By: Marcia Y. Cantarella PhD
Author of I CAN Finish College: The Overcome Any Obstacle
and Get Your Degree Guide
Getting through college successfully may actually depend on you being at the right school in the first place. The College Board, the preeminent organization connecting students to colleges, lists nearly four thousand accredited colleges and universities. The choices are vast and should be made based on who you are and what is right for you (not on what your parents did or didn’t do, or what your friends are doing).
What schools might best suit your circumstances?
You may fall into one of several categories and there are schools for you regardless of which category you fit in. Please see below to find out which college might best suit you:
When you were in high school, you loved learning and being part of a community. Then you may be an excellent student who will qualify for many choices of small liberal arts or large research universities. Your grades and/or test scores will reflect your intellectual curiosity, aptitude and drive.
In high school, you were bored or otherwise not achieving at the level you could.
You may need to prove yourself. Starting at a two year college or a college that is not a top tier school may be a good idea to start, but look for one where you can then prove what you can do (maybe strengthening skills along the way) and then move on to a four year school, a higher tier or an honors program where you are. It can be a good thing to be the big fish in the small pond too.
You may be older than the traditional student and have family and home responsibilities to manage. Then you have to look at a school that is not only local but has flexible hours and days, offering classes evenings and weekends and online. Just be careful to find one that is accredited, has a solid reputation and good support systems.
You learn best by doing and are practical in your interests or you have a specific career focus. You may want a technical college or one that specializes in your areas of strength whether in theater or auto mechanics.

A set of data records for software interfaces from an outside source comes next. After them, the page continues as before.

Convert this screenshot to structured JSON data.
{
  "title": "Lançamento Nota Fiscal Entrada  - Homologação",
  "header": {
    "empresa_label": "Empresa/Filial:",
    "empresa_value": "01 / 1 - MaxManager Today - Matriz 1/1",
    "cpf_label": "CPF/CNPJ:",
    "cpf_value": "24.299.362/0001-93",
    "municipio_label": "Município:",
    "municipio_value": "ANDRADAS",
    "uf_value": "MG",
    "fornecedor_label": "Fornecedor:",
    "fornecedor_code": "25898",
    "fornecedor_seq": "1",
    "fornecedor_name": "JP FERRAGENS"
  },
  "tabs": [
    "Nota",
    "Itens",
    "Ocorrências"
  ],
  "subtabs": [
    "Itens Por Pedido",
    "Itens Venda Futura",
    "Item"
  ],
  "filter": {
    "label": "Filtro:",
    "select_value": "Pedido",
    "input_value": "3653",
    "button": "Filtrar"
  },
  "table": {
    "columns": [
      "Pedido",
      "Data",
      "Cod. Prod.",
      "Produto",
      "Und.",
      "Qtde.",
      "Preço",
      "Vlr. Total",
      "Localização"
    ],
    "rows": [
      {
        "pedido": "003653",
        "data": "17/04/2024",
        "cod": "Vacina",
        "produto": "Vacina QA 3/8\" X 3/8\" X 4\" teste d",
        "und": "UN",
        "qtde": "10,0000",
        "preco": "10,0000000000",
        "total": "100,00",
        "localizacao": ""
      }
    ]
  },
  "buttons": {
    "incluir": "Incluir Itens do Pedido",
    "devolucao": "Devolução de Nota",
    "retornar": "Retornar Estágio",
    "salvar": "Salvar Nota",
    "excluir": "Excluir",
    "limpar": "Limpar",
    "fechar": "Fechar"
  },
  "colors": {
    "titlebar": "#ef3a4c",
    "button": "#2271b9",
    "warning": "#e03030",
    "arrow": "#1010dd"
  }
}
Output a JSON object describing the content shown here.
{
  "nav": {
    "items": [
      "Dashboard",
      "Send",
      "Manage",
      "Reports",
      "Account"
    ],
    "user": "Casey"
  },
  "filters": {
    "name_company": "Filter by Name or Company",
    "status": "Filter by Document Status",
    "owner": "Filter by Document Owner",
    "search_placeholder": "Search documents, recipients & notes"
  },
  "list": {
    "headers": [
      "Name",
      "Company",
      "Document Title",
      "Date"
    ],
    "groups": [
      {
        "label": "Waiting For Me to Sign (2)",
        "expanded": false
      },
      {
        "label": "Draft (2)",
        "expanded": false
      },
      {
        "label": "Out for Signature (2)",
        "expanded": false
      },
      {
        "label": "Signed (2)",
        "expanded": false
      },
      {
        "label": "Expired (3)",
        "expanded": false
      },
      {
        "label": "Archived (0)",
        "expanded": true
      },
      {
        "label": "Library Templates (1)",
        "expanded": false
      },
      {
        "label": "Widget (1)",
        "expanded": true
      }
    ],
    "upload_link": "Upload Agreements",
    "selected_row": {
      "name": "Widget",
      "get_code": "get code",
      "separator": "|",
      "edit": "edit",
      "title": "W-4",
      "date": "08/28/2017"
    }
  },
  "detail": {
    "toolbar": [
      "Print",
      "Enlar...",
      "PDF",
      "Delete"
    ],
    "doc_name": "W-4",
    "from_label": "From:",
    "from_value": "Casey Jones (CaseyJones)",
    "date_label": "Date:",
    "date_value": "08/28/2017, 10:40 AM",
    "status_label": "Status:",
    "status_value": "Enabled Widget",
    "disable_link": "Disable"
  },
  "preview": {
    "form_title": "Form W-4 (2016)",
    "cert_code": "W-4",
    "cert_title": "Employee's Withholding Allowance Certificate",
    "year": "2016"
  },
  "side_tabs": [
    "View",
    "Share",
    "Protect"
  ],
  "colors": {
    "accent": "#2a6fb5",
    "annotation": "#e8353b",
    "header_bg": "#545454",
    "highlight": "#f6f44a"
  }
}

Just be sure again that it is accredited, and that you get your share of courses that teach you skills in writing, research, critical thinking and all the other skills associated with both a liberal arts degree and ultimately the leadership roles you may want later on.
You feel you can’t afford to go to college. If you are dedicated and really want to go, the funds can generally be found. You may have to be both persistent and creative, but you can do it. First, for U.S. citizens, there are federal funds available?usually in the form of Pell grants, student loans, work-study programs, deferred tuition programs (such as AmeriCorps), or outright scholarships tied to specific areas. Taking out credit union loans is a good strategy, if you need to borrow money. State funds vary by state?Wisconsin, for instance, offers the Wisconsin Tuition Grant Program (WTG). Private donors, clubs, and fraternal organizations also offer funds, and some may be available to those without green cards or who are not yet naturalized citizens. College scholarship funds can be merit based or need based, the latter requiring applicants to supply financial information including a copy of your tax return. Some employers offer tuition support if the schooling relates to the job.
For more on this topic Marcia Cantarella’s book, I CAN Finish College available at www.icanfinishcollege.com in softcover or ebook or on Amazon.com and Barnes and Noble.com in softcover.